**Data section:**
____________

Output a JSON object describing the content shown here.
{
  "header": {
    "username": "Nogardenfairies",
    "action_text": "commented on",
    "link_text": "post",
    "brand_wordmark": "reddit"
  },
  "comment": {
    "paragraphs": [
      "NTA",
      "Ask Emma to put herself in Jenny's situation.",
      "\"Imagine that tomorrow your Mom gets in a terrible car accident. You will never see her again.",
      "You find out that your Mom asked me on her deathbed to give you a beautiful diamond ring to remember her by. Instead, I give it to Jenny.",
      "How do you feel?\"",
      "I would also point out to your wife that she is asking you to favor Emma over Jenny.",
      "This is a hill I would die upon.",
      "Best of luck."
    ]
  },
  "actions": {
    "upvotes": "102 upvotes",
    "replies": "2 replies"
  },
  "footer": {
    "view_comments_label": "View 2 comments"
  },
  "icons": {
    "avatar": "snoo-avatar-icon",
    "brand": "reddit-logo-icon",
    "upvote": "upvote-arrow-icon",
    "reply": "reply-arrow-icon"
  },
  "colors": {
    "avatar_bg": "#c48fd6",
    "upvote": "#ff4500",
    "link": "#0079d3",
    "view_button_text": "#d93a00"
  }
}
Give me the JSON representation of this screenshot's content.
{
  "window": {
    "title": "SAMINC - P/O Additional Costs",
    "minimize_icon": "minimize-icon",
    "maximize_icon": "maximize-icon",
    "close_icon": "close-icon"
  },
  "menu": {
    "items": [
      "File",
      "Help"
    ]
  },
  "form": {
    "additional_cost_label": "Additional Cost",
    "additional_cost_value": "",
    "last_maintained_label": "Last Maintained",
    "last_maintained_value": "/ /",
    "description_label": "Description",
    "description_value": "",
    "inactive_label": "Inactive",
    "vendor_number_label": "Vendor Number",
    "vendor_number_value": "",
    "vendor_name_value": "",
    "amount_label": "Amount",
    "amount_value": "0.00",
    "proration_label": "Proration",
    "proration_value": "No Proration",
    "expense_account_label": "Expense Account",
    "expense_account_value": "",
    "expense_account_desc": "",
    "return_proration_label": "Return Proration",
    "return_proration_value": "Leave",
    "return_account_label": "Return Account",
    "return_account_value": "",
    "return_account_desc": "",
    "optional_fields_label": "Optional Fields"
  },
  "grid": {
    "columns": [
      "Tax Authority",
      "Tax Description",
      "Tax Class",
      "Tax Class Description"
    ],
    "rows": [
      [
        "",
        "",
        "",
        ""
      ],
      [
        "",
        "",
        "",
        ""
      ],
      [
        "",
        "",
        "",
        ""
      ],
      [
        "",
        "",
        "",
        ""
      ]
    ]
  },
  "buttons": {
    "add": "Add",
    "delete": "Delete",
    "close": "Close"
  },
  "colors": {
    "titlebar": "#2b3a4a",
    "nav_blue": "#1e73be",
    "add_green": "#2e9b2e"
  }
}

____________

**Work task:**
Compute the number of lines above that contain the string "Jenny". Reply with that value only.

**Answer below:**
3